In early January, Kai Eide, the outgoing UN representative in Afghanistan—who has been all along a consistent advocate for talking to the Taliban—met with several representatives of the Taliban, although, as the New York Times reported:
Most of the important details of the meeting were unknown: exactly when and where the meeting took place; what, if anything, was agreed upon; and who represented the Taliban.
And the Times added:
American leaders have begun to search for a road that could eventually lead to a political settlement with the Taliban's leaders.
Is that true? For any talks with the Taliban to succeed, the United States will not only have to swallow the idea that top- and middle-level Taliban chiefs will be welcomed back in Afghan politics and given a share of power, but Washington will also have to put on the table a plan for withdrawing US forces from the conflict to sweeten the deal. Perhaps, President Obama's pledge to start pulling US forces out of Afghanistan by July 2011 could serve as the opening gambit to get talks with the Taliban going.
According to Arnaud de Borchgrave, the ultraconservative commentator and columnist, Obama is sending General James Jones, the national security adviser, to Pakistan to find out what kind of role Pakistan could play in ending the war. More importantly, he says that during his recent tour of India, Pakistan, and Afghanistan, Secretary of Defense Gates came to the reluctant conclusion that ending the war means rebalancing the Afghan government in a way that takes both Indian and Pakistani interests into account, which happens to be exactly right. Says de Borchgrave:
All the talk is how to end the Afghan war, not how to win it.... For U.S. Defense Secretary Bob Gates, just back from India and Pakistan, a power-sharing compromise in Kabul is the only way to cut short a war that no longer has the support of the American people.
The attitude of Pakistan is, and will be, crucial. Yesterday, General Kiyani, the Pakistani chief of staff—whose command and its intelligence service, the ISI, have long supported the Taliban—suggested that Pakistan might be willing to train Afghan security forces in order to help stabilize the country. Reading the intentions of the Pakistani army and ISI are difficult, since they are notorious liars, but it just might be that Kiyani is making a serious offer here. If Pakistan does engage in training Afghan forces, it might create a dynamic in which Pakistan needs to rely less on the Taliban for influence in Afghanistan, and thus Pakistan might be willing to coax the Taliban, or parts of it, to the bargaining table.

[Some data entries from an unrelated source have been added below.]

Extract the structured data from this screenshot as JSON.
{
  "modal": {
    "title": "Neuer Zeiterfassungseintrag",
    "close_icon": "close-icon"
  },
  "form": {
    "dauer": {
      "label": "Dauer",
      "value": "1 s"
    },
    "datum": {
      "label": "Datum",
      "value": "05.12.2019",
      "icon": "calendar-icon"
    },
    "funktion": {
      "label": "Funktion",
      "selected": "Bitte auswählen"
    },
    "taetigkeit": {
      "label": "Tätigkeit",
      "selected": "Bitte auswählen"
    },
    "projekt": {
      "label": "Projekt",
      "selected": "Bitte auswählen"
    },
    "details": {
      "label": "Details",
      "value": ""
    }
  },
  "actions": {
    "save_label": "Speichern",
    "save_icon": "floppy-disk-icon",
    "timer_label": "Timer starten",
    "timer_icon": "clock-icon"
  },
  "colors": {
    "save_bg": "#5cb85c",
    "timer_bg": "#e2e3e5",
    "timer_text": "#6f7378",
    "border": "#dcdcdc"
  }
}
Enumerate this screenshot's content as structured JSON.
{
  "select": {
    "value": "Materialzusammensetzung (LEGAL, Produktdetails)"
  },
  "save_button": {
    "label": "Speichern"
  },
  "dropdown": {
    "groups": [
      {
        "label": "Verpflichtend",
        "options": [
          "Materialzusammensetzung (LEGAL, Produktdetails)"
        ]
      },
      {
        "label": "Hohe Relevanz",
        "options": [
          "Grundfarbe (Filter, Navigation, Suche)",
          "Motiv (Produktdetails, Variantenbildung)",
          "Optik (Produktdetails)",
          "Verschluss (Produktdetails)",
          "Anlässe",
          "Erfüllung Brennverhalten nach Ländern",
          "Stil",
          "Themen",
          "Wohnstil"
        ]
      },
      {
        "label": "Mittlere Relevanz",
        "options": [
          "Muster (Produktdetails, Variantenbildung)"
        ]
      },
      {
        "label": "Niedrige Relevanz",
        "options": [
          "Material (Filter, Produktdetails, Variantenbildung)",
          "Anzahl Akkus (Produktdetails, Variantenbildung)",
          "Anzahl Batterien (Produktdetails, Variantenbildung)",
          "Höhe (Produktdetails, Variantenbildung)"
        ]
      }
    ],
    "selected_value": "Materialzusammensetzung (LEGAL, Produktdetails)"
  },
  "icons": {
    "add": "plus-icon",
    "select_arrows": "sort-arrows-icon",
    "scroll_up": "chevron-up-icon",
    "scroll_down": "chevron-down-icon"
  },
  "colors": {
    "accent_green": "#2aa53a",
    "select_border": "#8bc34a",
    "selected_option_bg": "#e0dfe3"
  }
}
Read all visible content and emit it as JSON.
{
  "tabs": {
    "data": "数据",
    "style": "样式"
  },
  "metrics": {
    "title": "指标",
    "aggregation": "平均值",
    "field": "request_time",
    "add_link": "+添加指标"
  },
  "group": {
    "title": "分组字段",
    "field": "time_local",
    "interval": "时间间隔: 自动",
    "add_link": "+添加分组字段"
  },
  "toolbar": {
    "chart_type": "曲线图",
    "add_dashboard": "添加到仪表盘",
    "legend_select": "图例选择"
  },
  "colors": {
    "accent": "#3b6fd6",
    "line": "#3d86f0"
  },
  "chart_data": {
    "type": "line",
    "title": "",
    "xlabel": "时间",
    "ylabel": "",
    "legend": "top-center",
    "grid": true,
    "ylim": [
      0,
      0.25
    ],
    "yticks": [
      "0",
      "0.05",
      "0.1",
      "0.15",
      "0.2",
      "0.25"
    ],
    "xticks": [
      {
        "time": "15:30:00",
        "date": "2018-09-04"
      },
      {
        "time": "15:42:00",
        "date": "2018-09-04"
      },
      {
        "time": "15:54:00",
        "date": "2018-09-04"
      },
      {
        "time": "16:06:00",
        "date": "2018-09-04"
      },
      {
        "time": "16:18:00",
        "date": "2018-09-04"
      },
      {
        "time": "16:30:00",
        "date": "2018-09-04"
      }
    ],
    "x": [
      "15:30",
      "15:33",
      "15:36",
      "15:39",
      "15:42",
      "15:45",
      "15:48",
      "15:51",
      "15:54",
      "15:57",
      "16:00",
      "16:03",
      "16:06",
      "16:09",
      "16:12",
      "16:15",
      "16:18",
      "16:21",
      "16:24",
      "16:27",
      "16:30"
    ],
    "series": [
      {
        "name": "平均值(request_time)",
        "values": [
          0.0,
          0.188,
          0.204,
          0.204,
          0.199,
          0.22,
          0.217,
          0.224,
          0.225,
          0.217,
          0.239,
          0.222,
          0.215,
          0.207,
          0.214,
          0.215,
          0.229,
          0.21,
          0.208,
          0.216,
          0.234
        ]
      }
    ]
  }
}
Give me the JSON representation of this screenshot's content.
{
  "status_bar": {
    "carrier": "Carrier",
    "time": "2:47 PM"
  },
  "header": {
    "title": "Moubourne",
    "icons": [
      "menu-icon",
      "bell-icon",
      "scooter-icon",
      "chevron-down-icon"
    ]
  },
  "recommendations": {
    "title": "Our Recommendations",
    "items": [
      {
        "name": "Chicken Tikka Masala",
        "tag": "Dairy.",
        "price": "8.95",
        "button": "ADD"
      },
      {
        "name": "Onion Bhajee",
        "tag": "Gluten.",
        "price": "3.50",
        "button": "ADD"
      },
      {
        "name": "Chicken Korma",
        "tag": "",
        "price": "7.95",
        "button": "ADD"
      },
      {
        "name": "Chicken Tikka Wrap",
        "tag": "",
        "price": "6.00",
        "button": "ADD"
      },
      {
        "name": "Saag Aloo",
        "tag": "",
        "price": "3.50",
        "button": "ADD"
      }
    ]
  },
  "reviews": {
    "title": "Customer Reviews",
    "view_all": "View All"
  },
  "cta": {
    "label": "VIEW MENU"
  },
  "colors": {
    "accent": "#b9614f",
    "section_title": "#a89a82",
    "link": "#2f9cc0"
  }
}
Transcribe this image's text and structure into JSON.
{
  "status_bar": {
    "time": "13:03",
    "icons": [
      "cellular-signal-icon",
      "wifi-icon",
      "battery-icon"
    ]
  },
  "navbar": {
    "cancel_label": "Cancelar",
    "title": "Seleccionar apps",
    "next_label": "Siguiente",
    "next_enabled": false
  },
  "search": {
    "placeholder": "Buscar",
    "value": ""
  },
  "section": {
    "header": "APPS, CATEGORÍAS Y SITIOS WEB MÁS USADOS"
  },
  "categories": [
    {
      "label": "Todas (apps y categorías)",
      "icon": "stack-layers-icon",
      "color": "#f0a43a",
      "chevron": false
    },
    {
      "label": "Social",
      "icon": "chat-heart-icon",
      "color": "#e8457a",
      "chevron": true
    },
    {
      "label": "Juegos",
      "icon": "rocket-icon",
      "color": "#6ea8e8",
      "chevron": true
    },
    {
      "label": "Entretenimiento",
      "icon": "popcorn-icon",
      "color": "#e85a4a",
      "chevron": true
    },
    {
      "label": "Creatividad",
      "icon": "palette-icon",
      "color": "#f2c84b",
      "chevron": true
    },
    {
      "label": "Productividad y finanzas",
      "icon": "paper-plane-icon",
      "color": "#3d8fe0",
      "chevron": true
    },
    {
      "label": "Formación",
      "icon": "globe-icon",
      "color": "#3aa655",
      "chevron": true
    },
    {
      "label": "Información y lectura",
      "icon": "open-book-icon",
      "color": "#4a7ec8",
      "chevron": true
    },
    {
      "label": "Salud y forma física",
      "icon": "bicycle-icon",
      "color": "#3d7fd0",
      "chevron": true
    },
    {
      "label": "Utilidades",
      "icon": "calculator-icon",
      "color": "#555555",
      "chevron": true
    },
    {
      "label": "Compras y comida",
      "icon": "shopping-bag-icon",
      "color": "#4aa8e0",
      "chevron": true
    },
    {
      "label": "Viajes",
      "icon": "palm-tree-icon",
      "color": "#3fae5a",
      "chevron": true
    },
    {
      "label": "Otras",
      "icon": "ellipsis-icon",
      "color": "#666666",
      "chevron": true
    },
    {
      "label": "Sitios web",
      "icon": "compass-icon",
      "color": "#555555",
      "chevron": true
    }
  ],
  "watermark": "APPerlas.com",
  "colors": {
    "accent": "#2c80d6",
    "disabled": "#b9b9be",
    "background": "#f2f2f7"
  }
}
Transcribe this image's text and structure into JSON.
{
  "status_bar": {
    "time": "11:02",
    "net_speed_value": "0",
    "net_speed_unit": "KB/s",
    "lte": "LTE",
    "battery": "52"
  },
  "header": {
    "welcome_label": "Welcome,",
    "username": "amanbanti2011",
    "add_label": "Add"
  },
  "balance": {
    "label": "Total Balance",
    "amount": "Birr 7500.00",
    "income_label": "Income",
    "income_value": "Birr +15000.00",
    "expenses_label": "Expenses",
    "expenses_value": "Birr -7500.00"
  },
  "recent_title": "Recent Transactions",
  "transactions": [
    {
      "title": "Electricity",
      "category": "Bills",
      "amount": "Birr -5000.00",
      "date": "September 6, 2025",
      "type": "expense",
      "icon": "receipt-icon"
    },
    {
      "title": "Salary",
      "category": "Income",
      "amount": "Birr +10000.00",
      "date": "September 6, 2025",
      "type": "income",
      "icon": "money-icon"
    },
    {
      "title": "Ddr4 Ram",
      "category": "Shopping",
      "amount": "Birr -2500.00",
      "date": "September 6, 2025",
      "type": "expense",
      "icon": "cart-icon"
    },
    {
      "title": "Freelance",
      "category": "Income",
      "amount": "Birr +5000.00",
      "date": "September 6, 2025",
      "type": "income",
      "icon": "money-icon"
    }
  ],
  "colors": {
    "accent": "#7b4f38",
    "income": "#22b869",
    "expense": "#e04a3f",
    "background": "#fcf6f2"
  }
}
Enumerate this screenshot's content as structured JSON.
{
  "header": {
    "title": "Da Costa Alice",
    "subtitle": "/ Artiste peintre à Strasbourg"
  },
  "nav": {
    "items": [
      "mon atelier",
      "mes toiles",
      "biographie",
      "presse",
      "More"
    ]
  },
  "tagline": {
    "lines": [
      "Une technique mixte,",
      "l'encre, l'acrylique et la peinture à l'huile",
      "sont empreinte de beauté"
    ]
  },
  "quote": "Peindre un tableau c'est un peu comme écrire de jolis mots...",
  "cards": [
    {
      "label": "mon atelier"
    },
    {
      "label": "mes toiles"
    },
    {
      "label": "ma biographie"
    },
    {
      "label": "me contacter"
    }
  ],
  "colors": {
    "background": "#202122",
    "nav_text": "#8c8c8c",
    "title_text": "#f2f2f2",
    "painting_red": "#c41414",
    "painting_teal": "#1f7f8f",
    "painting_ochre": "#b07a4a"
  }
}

Kiyani, speaking to reporters, said:
"We want to have strategic depth in Afghanistan, but that does not imply controlling it. If we have a peaceful, stable and friendly Afghanistan, automatically we will have our strategic depth because our western border will be secure, and we will not be looking at two fronts."
His offer to train Afghan forces is "being considered by US and Afghan officials," according to the Times, which added that "Kiyani's offer appeared to be in part driven by a desire to limit the influence in Afghanistan of India." Well, duh.